- **AIM OF THE TASK**: Your task is to copy every line of the entries that holds the word "RONALDINHIO".

- **SUPPLIED RECORDS**:

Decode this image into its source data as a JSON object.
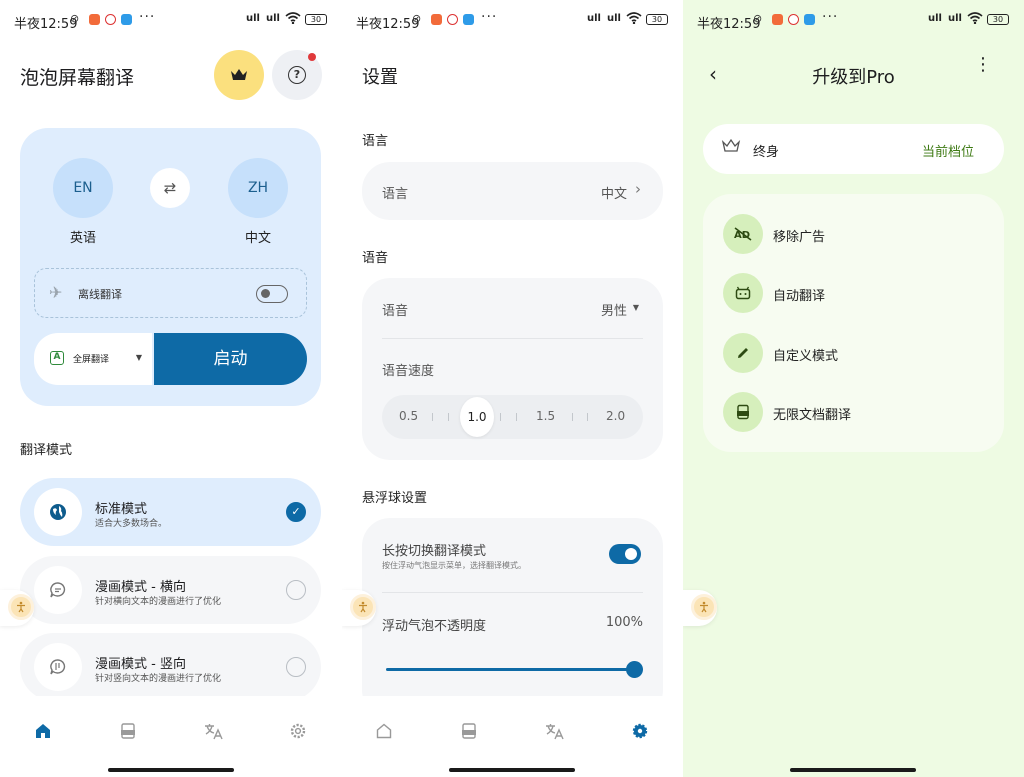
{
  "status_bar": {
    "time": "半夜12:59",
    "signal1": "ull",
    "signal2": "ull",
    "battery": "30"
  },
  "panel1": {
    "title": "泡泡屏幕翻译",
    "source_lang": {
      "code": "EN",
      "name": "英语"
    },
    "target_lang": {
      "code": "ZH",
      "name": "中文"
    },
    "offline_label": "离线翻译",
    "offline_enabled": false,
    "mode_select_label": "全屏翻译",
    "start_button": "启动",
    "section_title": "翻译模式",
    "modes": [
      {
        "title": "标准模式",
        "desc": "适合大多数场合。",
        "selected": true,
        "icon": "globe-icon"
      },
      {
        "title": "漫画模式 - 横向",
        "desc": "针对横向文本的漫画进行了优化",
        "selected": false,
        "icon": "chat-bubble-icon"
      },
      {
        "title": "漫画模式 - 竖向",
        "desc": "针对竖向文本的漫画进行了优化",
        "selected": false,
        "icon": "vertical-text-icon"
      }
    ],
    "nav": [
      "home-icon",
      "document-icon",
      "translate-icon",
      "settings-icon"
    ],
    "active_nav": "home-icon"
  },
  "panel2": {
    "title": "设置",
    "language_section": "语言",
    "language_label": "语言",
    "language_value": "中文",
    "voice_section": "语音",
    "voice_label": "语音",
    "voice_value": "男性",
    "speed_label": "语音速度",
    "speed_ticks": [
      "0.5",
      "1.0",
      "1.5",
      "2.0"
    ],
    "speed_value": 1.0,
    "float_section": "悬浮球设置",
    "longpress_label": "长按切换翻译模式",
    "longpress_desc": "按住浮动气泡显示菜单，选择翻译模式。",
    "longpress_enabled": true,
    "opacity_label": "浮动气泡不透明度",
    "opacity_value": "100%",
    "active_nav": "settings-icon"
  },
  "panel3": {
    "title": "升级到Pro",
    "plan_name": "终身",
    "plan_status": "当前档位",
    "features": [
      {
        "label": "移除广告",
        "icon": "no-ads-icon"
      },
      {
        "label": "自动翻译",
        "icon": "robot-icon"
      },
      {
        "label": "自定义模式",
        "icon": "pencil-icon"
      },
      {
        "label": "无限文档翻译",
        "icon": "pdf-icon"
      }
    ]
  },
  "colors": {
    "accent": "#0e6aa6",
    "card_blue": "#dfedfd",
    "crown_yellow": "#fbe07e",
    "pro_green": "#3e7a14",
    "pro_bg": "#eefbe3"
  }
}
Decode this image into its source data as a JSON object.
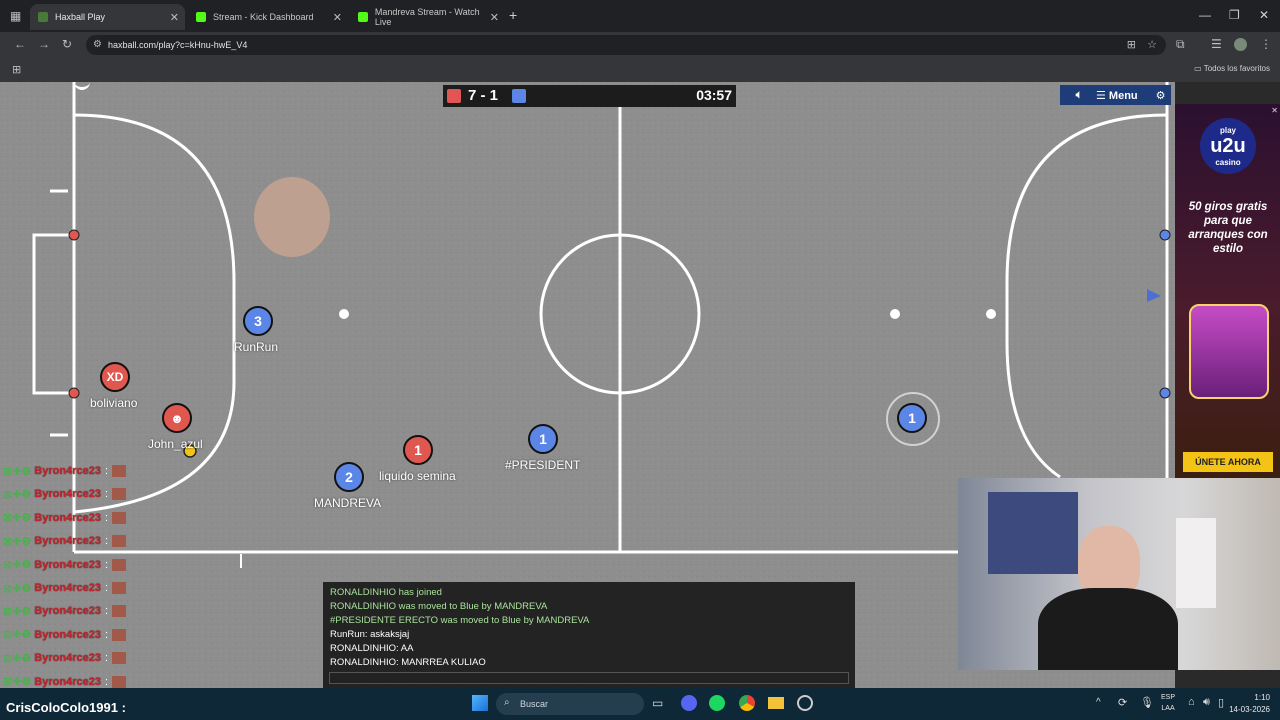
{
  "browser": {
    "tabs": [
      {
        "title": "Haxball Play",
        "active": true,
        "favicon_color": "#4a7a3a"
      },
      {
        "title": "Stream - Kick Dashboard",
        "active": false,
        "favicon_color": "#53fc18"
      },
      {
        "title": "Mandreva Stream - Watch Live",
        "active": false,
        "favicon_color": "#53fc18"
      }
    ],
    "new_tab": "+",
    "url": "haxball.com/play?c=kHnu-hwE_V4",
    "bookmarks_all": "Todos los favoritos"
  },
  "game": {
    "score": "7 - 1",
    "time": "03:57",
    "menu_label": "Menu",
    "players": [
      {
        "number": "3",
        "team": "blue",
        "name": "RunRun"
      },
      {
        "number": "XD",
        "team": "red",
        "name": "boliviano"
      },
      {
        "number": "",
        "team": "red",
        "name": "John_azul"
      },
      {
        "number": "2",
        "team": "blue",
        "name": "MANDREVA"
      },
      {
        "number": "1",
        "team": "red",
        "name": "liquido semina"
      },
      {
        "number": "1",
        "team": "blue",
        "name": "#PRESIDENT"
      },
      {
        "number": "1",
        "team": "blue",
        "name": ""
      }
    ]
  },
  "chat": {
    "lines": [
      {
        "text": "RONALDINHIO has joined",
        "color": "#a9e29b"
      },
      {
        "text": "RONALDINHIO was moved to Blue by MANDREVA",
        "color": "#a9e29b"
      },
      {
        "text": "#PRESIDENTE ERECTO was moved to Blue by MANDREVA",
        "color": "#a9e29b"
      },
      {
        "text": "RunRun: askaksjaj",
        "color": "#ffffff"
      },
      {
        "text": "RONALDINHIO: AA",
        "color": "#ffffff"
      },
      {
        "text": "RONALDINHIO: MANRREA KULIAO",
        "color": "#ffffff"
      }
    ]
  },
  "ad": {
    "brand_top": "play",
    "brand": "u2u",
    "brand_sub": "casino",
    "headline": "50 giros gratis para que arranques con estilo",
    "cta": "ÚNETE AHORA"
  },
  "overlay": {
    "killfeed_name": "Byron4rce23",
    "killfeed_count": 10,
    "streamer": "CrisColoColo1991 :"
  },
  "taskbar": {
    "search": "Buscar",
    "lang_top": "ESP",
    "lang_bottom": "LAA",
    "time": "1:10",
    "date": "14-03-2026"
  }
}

- **OUTPUT FOR THIS EXERCISE**:
        "text": "RONALDINHIO has joined",
        "text": "RONALDINHIO was moved to Blue by MANDREVA",
        "text": "RONALDINHIO: AA",
        "text": "RONALDINHIO: MANRREA KULIAO",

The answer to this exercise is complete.